That being said we now know where the negative aspect in the African-American Diaspora comes from which is mostly ourselves. However, for every penny of thoughts there are two sides to every coin and justice would not be served if we didn’t define where the leadership in black community plants its soil. “Black leadership came from two logical areas. The black church, which was the only major social institution that Negroes both funded and controlled and then secondarily from black educational institutions usually historically black colleges and universities. Both of these institutions created a kind of elite that had a deep faith in American democratic principles” according to Manning Marable, professor of Columbia University.
Finally, no leadership conference of today’s times would be complete without hearing from of one the most influential voices in the world, the hip hop community. Madam Madon, a 24 year old single mother with a 2 year old son who is a local rapper of the metropolitan DC area. She compared Brown Junior High School in Virginia to her days in DC at a predominantly white school and felt a sense of urgency to escape the degrading insults of disappointing scholarly mannerisms on the parts of both the institutions and the students in the black community. “When I came back to Northeast Washington DC, that was the hood. The school was four levels behind. The books were dusty. I actually secretly wanted to come back to the white school because I felt like I was demoted. I wasn’t challenged. I was made fun of because I already knew everything and I was bored. The culture of failure in the black community where I grew up came from the fact that we saw so little overachieving. We saw more people getting locked up. Jail became the culture”.

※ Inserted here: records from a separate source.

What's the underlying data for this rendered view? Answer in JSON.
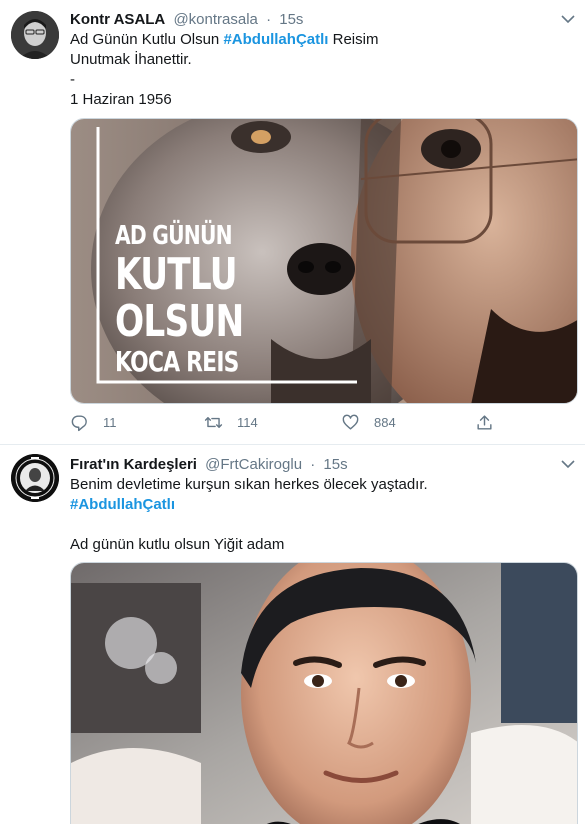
{
  "tweets": [
    {
      "author_name": "Kontr ASALA",
      "handle": "@kontrasala",
      "separator": "·",
      "time": "15s",
      "text_line1_prefix": "Ad Günün Kutlu Olsun ",
      "hashtag": "#AbdullahÇatlı",
      "text_line1_suffix": " Reisim",
      "text_line2": "Unutmak İhanettir.",
      "text_line3": "-",
      "text_line4": "1 Haziran 1956",
      "image_text": {
        "line1": "AD GÜNÜN",
        "line2": "KUTLU",
        "line3": "OLSUN",
        "line4": "KOCA REIS"
      },
      "reply_count": "11",
      "retweet_count": "114",
      "like_count": "884"
    },
    {
      "author_name": "Fırat'ın Kardeşleri",
      "handle": "@FrtCakiroglu",
      "separator": "·",
      "time": "15s",
      "text_line1": "Benim devletime kurşun sıkan herkes ölecek yaştadır.",
      "hashtag": "#AbdullahÇatlı",
      "text_line3": "Ad günün kutlu olsun Yiğit adam"
    }
  ],
  "colors": {
    "accent": "#1b95e0",
    "secondary_text": "#657786",
    "border": "#e6ecf0"
  },
  "icons": [
    "reply-icon",
    "retweet-icon",
    "like-icon",
    "share-icon",
    "chevron-down-icon"
  ]
}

Collectively, this documentary did a fine job of giving an overview of everything in our community has evolved. We got a gist how leadership went from Civil Right Activist to Hip Hop artist and the direction things are going now as opposed to the past. It strongly supported the backdrop of how leadership has came and went in black America through the church and educational institutions. But most of all it told a story that has been told one too many times. Through the positive messages to progress in this piece if one has already seen Tavis Smiley Black in America, The State of the Black Union or any other documentaries similar to this, then there’s not much more one can anticipate. Though the lessons in the film can be of great assistance, actions definitely speak louder than words. It is somewhat like a script versus seeing the actual finished product. One can read or see a script hundreds of times, but until it’s brought to life in the form of a play, movie, of television show, it’s nothing but black and white. Until this documentary becomes a Legacy in our own lives it will only live up to the words of a script and what still separates us today, Black and White.